Major objectives of the EU include: improved cooperation between Member States in the evaluation of risks, early warning and intervention, prevention of major accidents involving dangerous substances. Where such accidents occur, limiting the consequences for public health and the environment in a consistent and effective manner.
To protect the Community from the menace of bioterrorism, a Health Security Committee was set up in November 2001 to provide the coordination and consultation needed in the EU. Shortly afterwards, a programme of cooperation for preparedness and response to biological and chemical attacks was drawn up and a task Force set up a few months later. One of the key actions in the programme was the preparation and dissemination of clinical EU guidelines on biological agents likely to be used in terrorist attacks or threats. Since 2003, this task force has been part of the European Commission’s Health Threat Unit.
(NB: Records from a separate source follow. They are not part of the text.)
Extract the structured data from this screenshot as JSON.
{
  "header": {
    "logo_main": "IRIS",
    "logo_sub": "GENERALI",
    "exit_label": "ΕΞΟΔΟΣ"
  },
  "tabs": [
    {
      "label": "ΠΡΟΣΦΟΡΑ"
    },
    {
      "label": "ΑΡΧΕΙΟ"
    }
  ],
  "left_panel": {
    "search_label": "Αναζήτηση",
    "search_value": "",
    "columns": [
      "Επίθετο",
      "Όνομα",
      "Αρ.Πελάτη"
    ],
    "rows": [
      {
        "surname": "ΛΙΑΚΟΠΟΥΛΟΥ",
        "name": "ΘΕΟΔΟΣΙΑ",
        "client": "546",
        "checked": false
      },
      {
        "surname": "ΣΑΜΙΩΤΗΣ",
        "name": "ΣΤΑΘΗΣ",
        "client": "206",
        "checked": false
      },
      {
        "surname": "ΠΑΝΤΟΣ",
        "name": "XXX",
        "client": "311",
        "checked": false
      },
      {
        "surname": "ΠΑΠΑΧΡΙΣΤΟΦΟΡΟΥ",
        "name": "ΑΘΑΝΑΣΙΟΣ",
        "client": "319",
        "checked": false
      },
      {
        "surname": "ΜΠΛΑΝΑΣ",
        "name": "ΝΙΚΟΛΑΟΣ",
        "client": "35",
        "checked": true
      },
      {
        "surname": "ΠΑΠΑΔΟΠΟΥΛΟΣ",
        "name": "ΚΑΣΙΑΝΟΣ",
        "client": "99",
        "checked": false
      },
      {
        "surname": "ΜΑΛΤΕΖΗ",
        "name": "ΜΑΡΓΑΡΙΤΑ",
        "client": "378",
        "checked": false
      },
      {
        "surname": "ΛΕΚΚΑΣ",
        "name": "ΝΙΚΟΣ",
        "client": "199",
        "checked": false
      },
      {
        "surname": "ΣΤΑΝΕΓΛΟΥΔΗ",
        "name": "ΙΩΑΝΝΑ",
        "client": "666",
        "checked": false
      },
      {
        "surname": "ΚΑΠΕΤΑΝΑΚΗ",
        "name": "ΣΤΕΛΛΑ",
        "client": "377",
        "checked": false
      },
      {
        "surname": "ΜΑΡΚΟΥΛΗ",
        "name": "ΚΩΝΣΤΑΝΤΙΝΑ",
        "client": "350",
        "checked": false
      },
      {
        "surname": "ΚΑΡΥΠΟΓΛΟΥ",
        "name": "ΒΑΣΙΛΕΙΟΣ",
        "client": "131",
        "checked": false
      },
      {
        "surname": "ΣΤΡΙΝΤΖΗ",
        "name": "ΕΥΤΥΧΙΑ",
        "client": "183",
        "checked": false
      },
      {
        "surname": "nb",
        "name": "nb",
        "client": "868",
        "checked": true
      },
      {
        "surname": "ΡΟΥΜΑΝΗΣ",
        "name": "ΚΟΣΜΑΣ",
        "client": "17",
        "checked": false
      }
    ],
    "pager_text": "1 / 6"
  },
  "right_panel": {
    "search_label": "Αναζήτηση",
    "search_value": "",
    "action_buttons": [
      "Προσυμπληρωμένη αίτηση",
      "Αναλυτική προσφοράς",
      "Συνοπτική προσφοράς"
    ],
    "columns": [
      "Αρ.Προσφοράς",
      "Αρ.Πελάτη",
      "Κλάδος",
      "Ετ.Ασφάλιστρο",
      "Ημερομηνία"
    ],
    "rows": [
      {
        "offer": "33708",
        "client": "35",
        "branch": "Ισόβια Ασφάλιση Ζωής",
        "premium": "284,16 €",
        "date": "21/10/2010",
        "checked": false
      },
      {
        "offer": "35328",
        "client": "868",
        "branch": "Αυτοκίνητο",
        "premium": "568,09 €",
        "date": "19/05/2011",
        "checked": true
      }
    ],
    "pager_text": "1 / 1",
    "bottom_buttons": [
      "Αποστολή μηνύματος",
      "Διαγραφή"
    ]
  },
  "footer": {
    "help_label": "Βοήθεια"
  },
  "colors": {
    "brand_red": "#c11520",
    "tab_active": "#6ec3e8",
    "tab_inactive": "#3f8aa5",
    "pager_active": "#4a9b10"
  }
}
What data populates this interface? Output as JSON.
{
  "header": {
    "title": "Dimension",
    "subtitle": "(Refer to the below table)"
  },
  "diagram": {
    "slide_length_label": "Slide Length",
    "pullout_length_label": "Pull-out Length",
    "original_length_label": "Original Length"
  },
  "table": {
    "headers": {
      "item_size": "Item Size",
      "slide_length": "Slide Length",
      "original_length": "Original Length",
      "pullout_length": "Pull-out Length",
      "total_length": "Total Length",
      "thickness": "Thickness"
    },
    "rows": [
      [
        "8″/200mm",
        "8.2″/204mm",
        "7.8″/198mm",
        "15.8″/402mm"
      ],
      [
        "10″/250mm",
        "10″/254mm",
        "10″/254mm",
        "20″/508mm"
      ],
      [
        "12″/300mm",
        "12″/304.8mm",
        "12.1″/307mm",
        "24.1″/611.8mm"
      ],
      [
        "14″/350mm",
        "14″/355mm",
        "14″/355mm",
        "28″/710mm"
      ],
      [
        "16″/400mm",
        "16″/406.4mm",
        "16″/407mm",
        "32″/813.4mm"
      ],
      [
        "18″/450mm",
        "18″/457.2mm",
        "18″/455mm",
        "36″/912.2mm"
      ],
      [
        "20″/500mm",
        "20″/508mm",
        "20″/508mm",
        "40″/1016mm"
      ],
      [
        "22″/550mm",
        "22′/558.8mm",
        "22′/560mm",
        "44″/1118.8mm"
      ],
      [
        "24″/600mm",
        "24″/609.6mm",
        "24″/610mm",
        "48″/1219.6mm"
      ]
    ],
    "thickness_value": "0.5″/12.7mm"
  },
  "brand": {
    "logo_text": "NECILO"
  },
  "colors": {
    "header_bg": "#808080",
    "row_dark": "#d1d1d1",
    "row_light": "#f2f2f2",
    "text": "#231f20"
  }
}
International cooperation has been established with partner countries and the WHO to ensure optimal coordination of worldwide preparedness, response and crisis management strategies regarding potential threats to public health from international biological, chemical and radio-nuclear terrorism.